Aim of the task -
Read the listing and extract each line that includes the word "Card".

Input data Start Marker

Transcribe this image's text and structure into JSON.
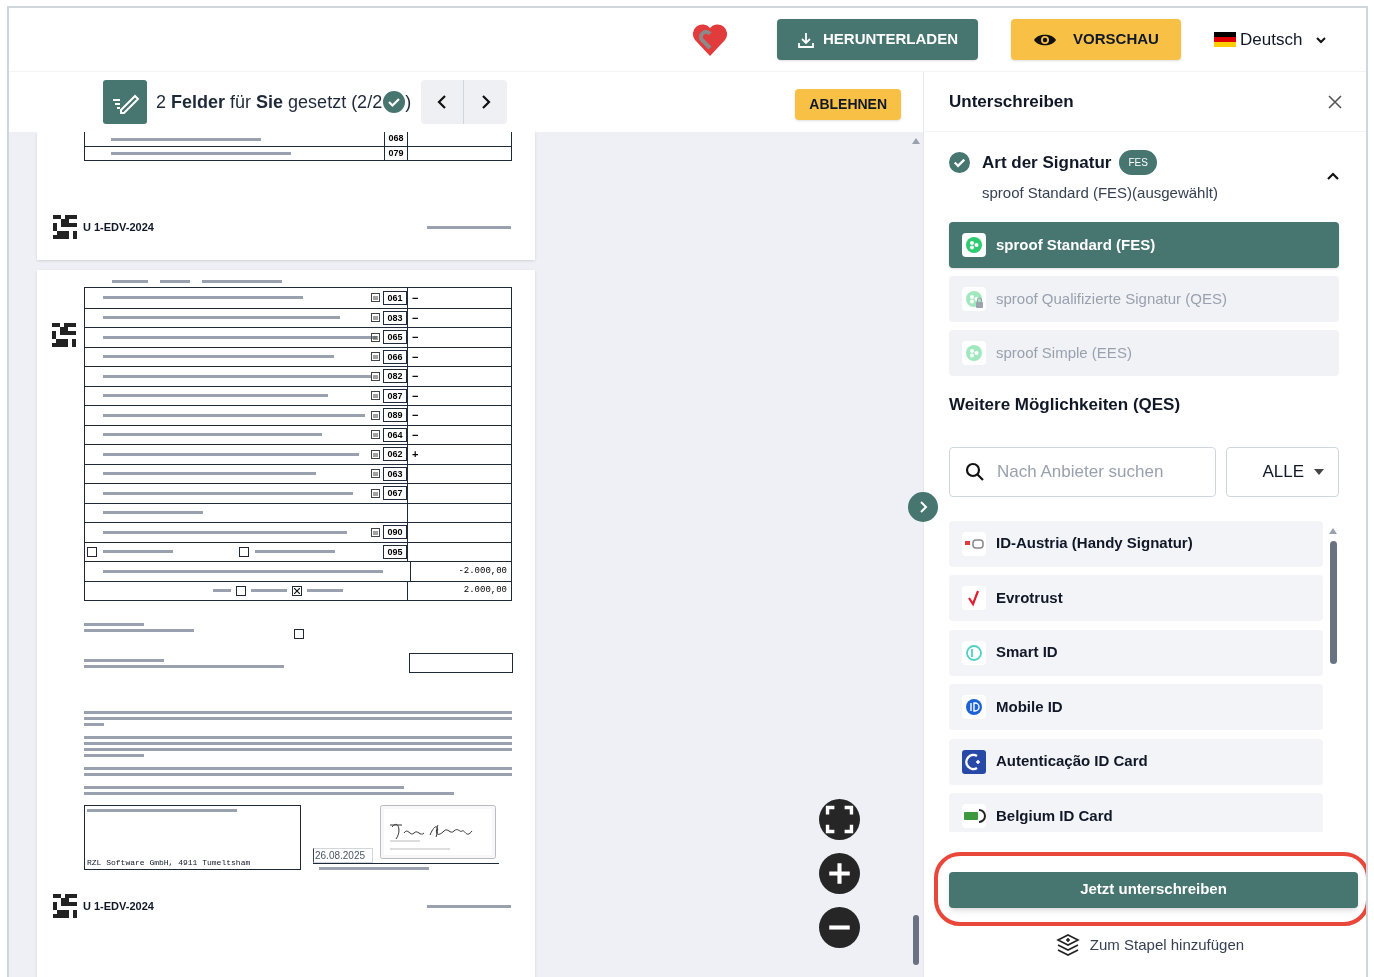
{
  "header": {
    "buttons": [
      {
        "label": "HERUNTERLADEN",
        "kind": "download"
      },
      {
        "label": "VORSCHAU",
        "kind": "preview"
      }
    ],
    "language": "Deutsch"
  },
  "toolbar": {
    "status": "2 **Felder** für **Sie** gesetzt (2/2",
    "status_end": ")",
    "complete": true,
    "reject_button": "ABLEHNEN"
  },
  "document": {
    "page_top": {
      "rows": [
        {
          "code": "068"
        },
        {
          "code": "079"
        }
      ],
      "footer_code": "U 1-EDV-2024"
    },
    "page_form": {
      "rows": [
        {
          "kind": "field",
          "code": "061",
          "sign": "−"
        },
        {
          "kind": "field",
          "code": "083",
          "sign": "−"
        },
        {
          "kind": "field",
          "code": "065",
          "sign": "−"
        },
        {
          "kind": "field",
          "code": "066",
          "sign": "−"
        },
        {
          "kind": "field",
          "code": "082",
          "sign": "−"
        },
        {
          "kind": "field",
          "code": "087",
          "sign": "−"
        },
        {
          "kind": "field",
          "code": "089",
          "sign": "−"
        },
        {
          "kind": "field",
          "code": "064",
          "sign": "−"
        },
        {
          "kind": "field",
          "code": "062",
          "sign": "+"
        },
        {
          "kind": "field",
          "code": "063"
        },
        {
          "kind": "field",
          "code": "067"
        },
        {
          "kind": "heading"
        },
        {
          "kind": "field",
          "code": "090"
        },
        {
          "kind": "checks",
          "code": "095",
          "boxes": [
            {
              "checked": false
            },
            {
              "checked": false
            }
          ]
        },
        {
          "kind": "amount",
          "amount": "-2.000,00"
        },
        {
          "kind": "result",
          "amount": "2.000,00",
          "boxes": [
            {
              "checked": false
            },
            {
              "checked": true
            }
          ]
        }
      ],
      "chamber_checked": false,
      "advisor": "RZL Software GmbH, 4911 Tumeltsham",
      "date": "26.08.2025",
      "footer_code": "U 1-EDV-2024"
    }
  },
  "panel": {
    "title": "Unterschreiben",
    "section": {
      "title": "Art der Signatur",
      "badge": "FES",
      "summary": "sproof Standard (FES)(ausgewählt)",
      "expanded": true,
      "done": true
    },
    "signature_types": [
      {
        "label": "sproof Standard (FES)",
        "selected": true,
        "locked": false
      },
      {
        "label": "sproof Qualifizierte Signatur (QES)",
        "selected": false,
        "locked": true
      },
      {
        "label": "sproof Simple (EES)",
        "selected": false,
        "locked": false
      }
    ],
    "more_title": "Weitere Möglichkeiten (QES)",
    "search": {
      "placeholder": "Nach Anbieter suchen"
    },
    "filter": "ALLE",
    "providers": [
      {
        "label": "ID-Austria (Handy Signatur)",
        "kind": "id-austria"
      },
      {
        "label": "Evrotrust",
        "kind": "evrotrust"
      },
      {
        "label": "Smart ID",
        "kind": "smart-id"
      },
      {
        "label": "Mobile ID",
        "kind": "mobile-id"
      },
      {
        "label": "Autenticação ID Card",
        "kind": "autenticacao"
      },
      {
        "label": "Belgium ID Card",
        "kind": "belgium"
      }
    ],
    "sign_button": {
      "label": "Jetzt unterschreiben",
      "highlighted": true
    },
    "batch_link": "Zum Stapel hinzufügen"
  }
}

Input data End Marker

Task result -
        "label": "Autenticação ID Card",
        "label": "Belgium ID Card",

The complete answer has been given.